Records supplied below:

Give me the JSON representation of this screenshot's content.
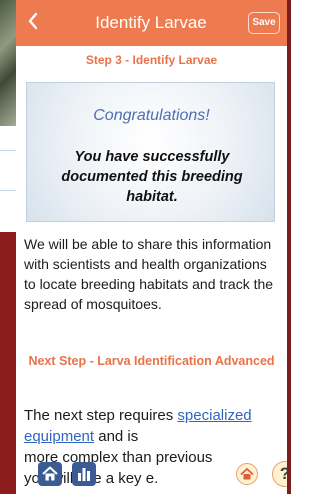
{
  "header": {
    "title": "Identify Larvae",
    "back_icon": "chevron-left-icon",
    "save_label": "Save"
  },
  "step_title": "Step 3 - Identify Larvae",
  "card": {
    "congrats": "Congratulations!",
    "message": "You have successfully documented this breeding habitat."
  },
  "share_text": "We will be able to share this information with scientists and health organizations to locate breeding habitats and track the spread of mosquitoes.",
  "next": {
    "title": "Next Step - Larva Identification Advanced",
    "text_before": "The next step requires ",
    "link_text": "specialized equipment",
    "text_line2a": " and is",
    "text_line3": "more complex than previous",
    "text_line4": "you will use a key",
    "text_line4_end": "e."
  },
  "bottom": {
    "home_icon": "home-icon",
    "chart_icon": "bar-chart-icon",
    "home_outline_icon": "home-outline-icon",
    "help_label": "?"
  },
  "colors": {
    "header": "#ee7b50",
    "accent": "#e8734a",
    "congrats_blue": "#4b6fb0",
    "link": "#2f66c4",
    "nav_blue": "#3c5a94"
  }
}
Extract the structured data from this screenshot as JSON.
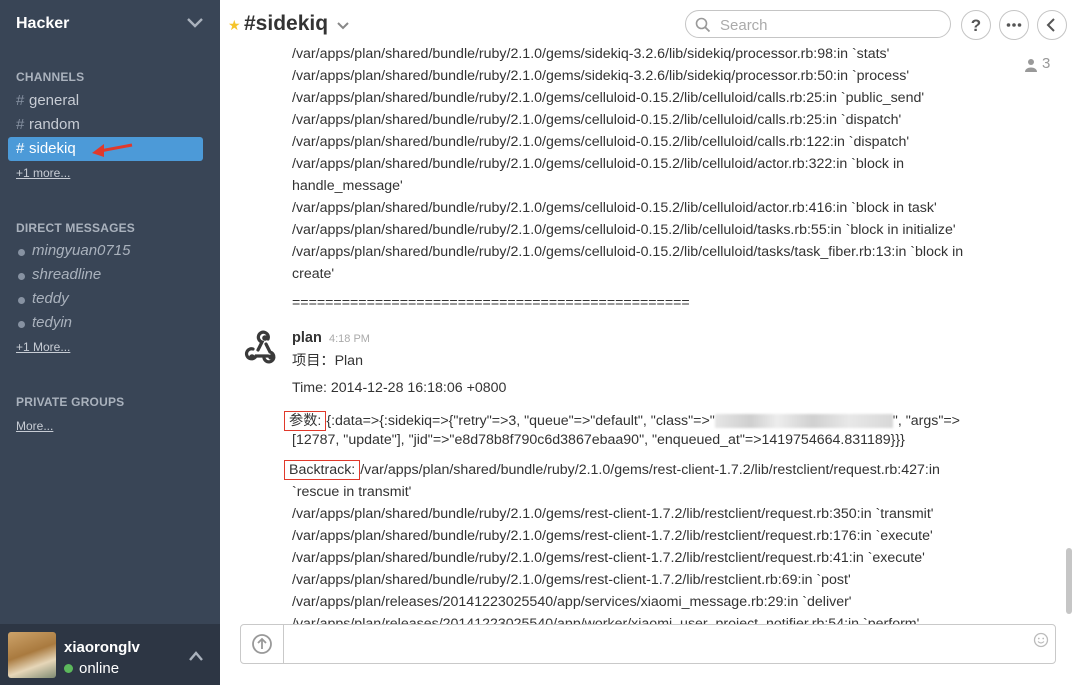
{
  "team": {
    "name": "Hacker"
  },
  "sidebar": {
    "channels_title": "CHANNELS",
    "channels": [
      {
        "label": "general"
      },
      {
        "label": "random"
      },
      {
        "label": "sidekiq",
        "active": true
      }
    ],
    "hash": "#",
    "channels_more": "+1 more...",
    "dm_title": "DIRECT MESSAGES",
    "dms": [
      {
        "label": "mingyuan0715"
      },
      {
        "label": "shreadline"
      },
      {
        "label": "teddy"
      },
      {
        "label": "tedyin"
      }
    ],
    "dm_more": "+1 More...",
    "groups_title": "PRIVATE GROUPS",
    "groups_more": "More..."
  },
  "user": {
    "name": "xiaoronglv",
    "status": "online"
  },
  "header": {
    "channel": "#sidekiq",
    "search_placeholder": "Search",
    "member_count": "3"
  },
  "messages": {
    "trace_lines": [
      "/var/apps/plan/shared/bundle/ruby/2.1.0/gems/sidekiq-3.2.6/lib/sidekiq/processor.rb:98:in `stats'",
      "/var/apps/plan/shared/bundle/ruby/2.1.0/gems/sidekiq-3.2.6/lib/sidekiq/processor.rb:50:in `process'",
      "/var/apps/plan/shared/bundle/ruby/2.1.0/gems/celluloid-0.15.2/lib/celluloid/calls.rb:25:in `public_send'",
      "/var/apps/plan/shared/bundle/ruby/2.1.0/gems/celluloid-0.15.2/lib/celluloid/calls.rb:25:in `dispatch'",
      "/var/apps/plan/shared/bundle/ruby/2.1.0/gems/celluloid-0.15.2/lib/celluloid/calls.rb:122:in `dispatch'",
      "/var/apps/plan/shared/bundle/ruby/2.1.0/gems/celluloid-0.15.2/lib/celluloid/actor.rb:322:in `block in",
      "handle_message'",
      "/var/apps/plan/shared/bundle/ruby/2.1.0/gems/celluloid-0.15.2/lib/celluloid/actor.rb:416:in `block in task'",
      "/var/apps/plan/shared/bundle/ruby/2.1.0/gems/celluloid-0.15.2/lib/celluloid/tasks.rb:55:in `block in initialize'",
      "/var/apps/plan/shared/bundle/ruby/2.1.0/gems/celluloid-0.15.2/lib/celluloid/tasks/task_fiber.rb:13:in `block in",
      "create'"
    ],
    "separator": "================================================",
    "sender": "plan",
    "time": "4:18 PM",
    "project_line": "项目：Plan",
    "time_line": "Time: 2014-12-28 16:18:06 +0800",
    "params_label": "参数:",
    "params_line1a": "{:data=>{:sidekiq=>{\"retry\"=>3, \"queue\"=>\"default\", \"class\"=>\"",
    "params_line1b": "\", \"args\"=>",
    "params_line2": "[12787, \"update\"], \"jid\"=>\"e8d78b8f790c6d3867ebaa90\", \"enqueued_at\"=>1419754664.831189}}}",
    "backtrack_label": "Backtrack:",
    "backtrack_first": "/var/apps/plan/shared/bundle/ruby/2.1.0/gems/rest-client-1.7.2/lib/restclient/request.rb:427:in",
    "backtrack_lines": [
      "`rescue in transmit'",
      "/var/apps/plan/shared/bundle/ruby/2.1.0/gems/rest-client-1.7.2/lib/restclient/request.rb:350:in `transmit'",
      "/var/apps/plan/shared/bundle/ruby/2.1.0/gems/rest-client-1.7.2/lib/restclient/request.rb:176:in `execute'",
      "/var/apps/plan/shared/bundle/ruby/2.1.0/gems/rest-client-1.7.2/lib/restclient/request.rb:41:in `execute'",
      "/var/apps/plan/shared/bundle/ruby/2.1.0/gems/rest-client-1.7.2/lib/restclient.rb:69:in `post'",
      "/var/apps/plan/releases/20141223025540/app/services/xiaomi_message.rb:29:in `deliver'",
      "/var/apps/plan/releases/20141223025540/app/worker/xiaomi_user_project_notifier.rb:54:in `perform'"
    ]
  },
  "icons": {
    "chevron": "chevron-down-icon",
    "star": "star-icon",
    "search": "search-icon",
    "help": "question-icon",
    "more": "ellipsis-icon",
    "back": "chevron-left-icon",
    "webhook": "webhook-icon",
    "upload": "upload-icon",
    "emoji": "emoji-icon"
  },
  "colors": {
    "sidebar_bg": "#394556",
    "active_channel": "#4c9ad8",
    "online": "#5cb85c",
    "highlight_box": "#e0392b",
    "star": "#f5c42b"
  }
}
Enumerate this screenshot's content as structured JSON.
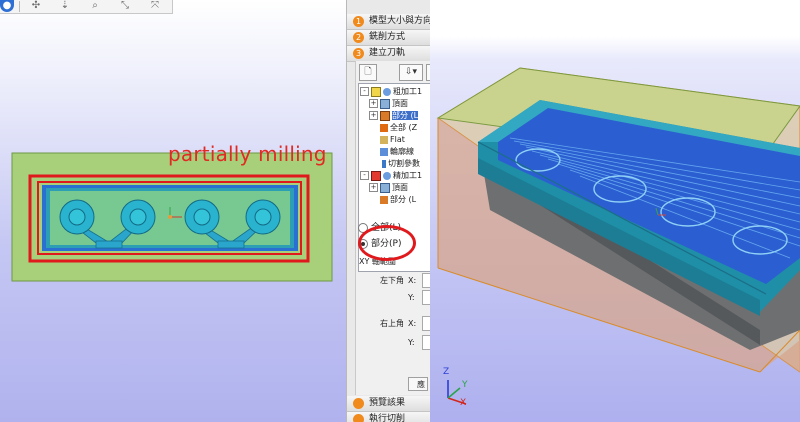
{
  "annotation": {
    "text": "partially milling",
    "color": "#e02a23"
  },
  "toolbar": {
    "buttons": [
      {
        "icon": "select-icon"
      },
      {
        "icon": "pan-icon"
      },
      {
        "icon": "rotate-icon"
      },
      {
        "icon": "zoom-icon"
      },
      {
        "icon": "zoom-fit-icon"
      },
      {
        "icon": "zoom-box-icon"
      }
    ]
  },
  "steps": [
    {
      "num": "1",
      "label": "模型大小與方向"
    },
    {
      "num": "2",
      "label": "銑削方式"
    },
    {
      "num": "3",
      "label": "建立刀軌"
    }
  ],
  "bottom_steps": [
    {
      "label": "預覽該果"
    },
    {
      "label": "執行切削"
    }
  ],
  "tree": [
    {
      "label": "粗加工1",
      "expander": "-"
    },
    {
      "label": "頂面",
      "expander": "+"
    },
    {
      "label": "部分 (L",
      "expander": "+",
      "selected": true
    },
    {
      "label": "全部 (Z"
    },
    {
      "label": "Flat"
    },
    {
      "label": "輪廓線"
    },
    {
      "label": "切割參數"
    },
    {
      "label": "精加工1",
      "expander": "-"
    },
    {
      "label": "頂面",
      "expander": "+"
    },
    {
      "label": "部分 (L"
    }
  ],
  "region": {
    "option_all": "全部(L)",
    "option_partial": "部分(P)",
    "selected": "option_partial",
    "group_label": "XY 軸範圍",
    "lower_left": "左下角",
    "upper_right": "右上角",
    "x": "X:",
    "y": "Y:",
    "apply_label": "應"
  },
  "colors": {
    "stock": "#a5d47c",
    "tool_path": "#2b72e8",
    "annotation_border": "#e0191d",
    "step_badge": "#f08a1c"
  },
  "axis": {
    "x": "X",
    "y": "Y",
    "z": "Z"
  }
}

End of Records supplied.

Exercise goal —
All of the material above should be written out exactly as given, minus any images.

Completed task —
Give me the JSON representation of this screenshot's content.
{
  "header": {
    "title": "Identify Larvae",
    "back_icon": "chevron-left-icon",
    "save_label": "Save"
  },
  "step_title": "Step 3 - Identify Larvae",
  "card": {
    "congrats": "Congratulations!",
    "message": "You have successfully documented this breeding habitat."
  },
  "share_text": "We will be able to share this information with scientists and health organizations to locate breeding habitats and track the spread of mosquitoes.",
  "next": {
    "title": "Next Step - Larva Identification Advanced",
    "text_before": "The next step requires ",
    "link_text": "specialized equipment",
    "text_line2a": " and is",
    "text_line3": "more complex than previous",
    "text_line4": "you will use a key",
    "text_line4_end": "e."
  },
  "bottom": {
    "home_icon": "home-icon",
    "chart_icon": "bar-chart-icon",
    "home_outline_icon": "home-outline-icon",
    "help_label": "?"
  },
  "colors": {
    "header": "#ee7b50",
    "accent": "#e8734a",
    "congrats_blue": "#4b6fb0",
    "link": "#2f66c4",
    "nav_blue": "#3c5a94"
  }
}
Extract the structured data from this screenshot as JSON.
{
  "team": {
    "name": "Hacker"
  },
  "sidebar": {
    "channels_title": "CHANNELS",
    "channels": [
      {
        "label": "general"
      },
      {
        "label": "random"
      },
      {
        "label": "sidekiq",
        "active": true
      }
    ],
    "hash": "#",
    "channels_more": "+1 more...",
    "dm_title": "DIRECT MESSAGES",
    "dms": [
      {
        "label": "mingyuan0715"
      },
      {
        "label": "shreadline"
      },
      {
        "label": "teddy"
      },
      {
        "label": "tedyin"
      }
    ],
    "dm_more": "+1 More...",
    "groups_title": "PRIVATE GROUPS",
    "groups_more": "More..."
  },
  "user": {
    "name": "xiaoronglv",
    "status": "online"
  },
  "header": {
    "channel": "#sidekiq",
    "search_placeholder": "Search",
    "member_count": "3"
  },
  "messages": {
    "trace_lines": [
      "/var/apps/plan/shared/bundle/ruby/2.1.0/gems/sidekiq-3.2.6/lib/sidekiq/processor.rb:98:in `stats'",
      "/var/apps/plan/shared/bundle/ruby/2.1.0/gems/sidekiq-3.2.6/lib/sidekiq/processor.rb:50:in `process'",
      "/var/apps/plan/shared/bundle/ruby/2.1.0/gems/celluloid-0.15.2/lib/celluloid/calls.rb:25:in `public_send'",
      "/var/apps/plan/shared/bundle/ruby/2.1.0/gems/celluloid-0.15.2/lib/celluloid/calls.rb:25:in `dispatch'",
      "/var/apps/plan/shared/bundle/ruby/2.1.0/gems/celluloid-0.15.2/lib/celluloid/calls.rb:122:in `dispatch'",
      "/var/apps/plan/shared/bundle/ruby/2.1.0/gems/celluloid-0.15.2/lib/celluloid/actor.rb:322:in `block in",
      "handle_message'",
      "/var/apps/plan/shared/bundle/ruby/2.1.0/gems/celluloid-0.15.2/lib/celluloid/actor.rb:416:in `block in task'",
      "/var/apps/plan/shared/bundle/ruby/2.1.0/gems/celluloid-0.15.2/lib/celluloid/tasks.rb:55:in `block in initialize'",
      "/var/apps/plan/shared/bundle/ruby/2.1.0/gems/celluloid-0.15.2/lib/celluloid/tasks/task_fiber.rb:13:in `block in",
      "create'"
    ],
    "separator": "================================================",
    "sender": "plan",
    "time": "4:18 PM",
    "project_line": "项目：Plan",
    "time_line": "Time: 2014-12-28 16:18:06 +0800",
    "params_label": "参数:",
    "params_line1a": "{:data=>{:sidekiq=>{\"retry\"=>3, \"queue\"=>\"default\", \"class\"=>\"",
    "params_line1b": "\", \"args\"=>",
    "params_line2": "[12787, \"update\"], \"jid\"=>\"e8d78b8f790c6d3867ebaa90\", \"enqueued_at\"=>1419754664.831189}}}",
    "backtrack_label": "Backtrack:",
    "backtrack_first": "/var/apps/plan/shared/bundle/ruby/2.1.0/gems/rest-client-1.7.2/lib/restclient/request.rb:427:in",
    "backtrack_lines": [
      "`rescue in transmit'",
      "/var/apps/plan/shared/bundle/ruby/2.1.0/gems/rest-client-1.7.2/lib/restclient/request.rb:350:in `transmit'",
      "/var/apps/plan/shared/bundle/ruby/2.1.0/gems/rest-client-1.7.2/lib/restclient/request.rb:176:in `execute'",
      "/var/apps/plan/shared/bundle/ruby/2.1.0/gems/rest-client-1.7.2/lib/restclient/request.rb:41:in `execute'",
      "/var/apps/plan/shared/bundle/ruby/2.1.0/gems/rest-client-1.7.2/lib/restclient.rb:69:in `post'",
      "/var/apps/plan/releases/20141223025540/app/services/xiaomi_message.rb:29:in `deliver'",
      "/var/apps/plan/releases/20141223025540/app/worker/xiaomi_user_project_notifier.rb:54:in `perform'"
    ]
  },
  "icons": {
    "chevron": "chevron-down-icon",
    "star": "star-icon",
    "search": "search-icon",
    "help": "question-icon",
    "more": "ellipsis-icon",
    "back": "chevron-left-icon",
    "webhook": "webhook-icon",
    "upload": "upload-icon",
    "emoji": "emoji-icon"
  },
  "colors": {
    "sidebar_bg": "#394556",
    "active_channel": "#4c9ad8",
    "online": "#5cb85c",
    "highlight_box": "#e0392b",
    "star": "#f5c42b"
  }
}
Enumerate this screenshot's content as structured JSON.
{
  "annotation": {
    "text": "partially milling",
    "color": "#e02a23"
  },
  "toolbar": {
    "buttons": [
      {
        "icon": "select-icon"
      },
      {
        "icon": "pan-icon"
      },
      {
        "icon": "rotate-icon"
      },
      {
        "icon": "zoom-icon"
      },
      {
        "icon": "zoom-fit-icon"
      },
      {
        "icon": "zoom-box-icon"
      }
    ]
  },
  "steps": [
    {
      "num": "1",
      "label": "模型大小與方向"
    },
    {
      "num": "2",
      "label": "銑削方式"
    },
    {
      "num": "3",
      "label": "建立刀軌"
    }
  ],
  "bottom_steps": [
    {
      "label": "預覽該果"
    },
    {
      "label": "執行切削"
    }
  ],
  "tree": [
    {
      "label": "粗加工1",
      "expander": "-"
    },
    {
      "label": "頂面",
      "expander": "+"
    },
    {
      "label": "部分 (L",
      "expander": "+",
      "selected": true
    },
    {
      "label": "全部 (Z"
    },
    {
      "label": "Flat"
    },
    {
      "label": "輪廓線"
    },
    {
      "label": "切割參數"
    },
    {
      "label": "精加工1",
      "expander": "-"
    },
    {
      "label": "頂面",
      "expander": "+"
    },
    {
      "label": "部分 (L"
    }
  ],
  "region": {
    "option_all": "全部(L)",
    "option_partial": "部分(P)",
    "selected": "option_partial",
    "group_label": "XY 軸範圍",
    "lower_left": "左下角",
    "upper_right": "右上角",
    "x": "X:",
    "y": "Y:",
    "apply_label": "應"
  },
  "colors": {
    "stock": "#a5d47c",
    "tool_path": "#2b72e8",
    "annotation_border": "#e0191d",
    "step_badge": "#f08a1c"
  },
  "axis": {
    "x": "X",
    "y": "Y",
    "z": "Z"
  }
}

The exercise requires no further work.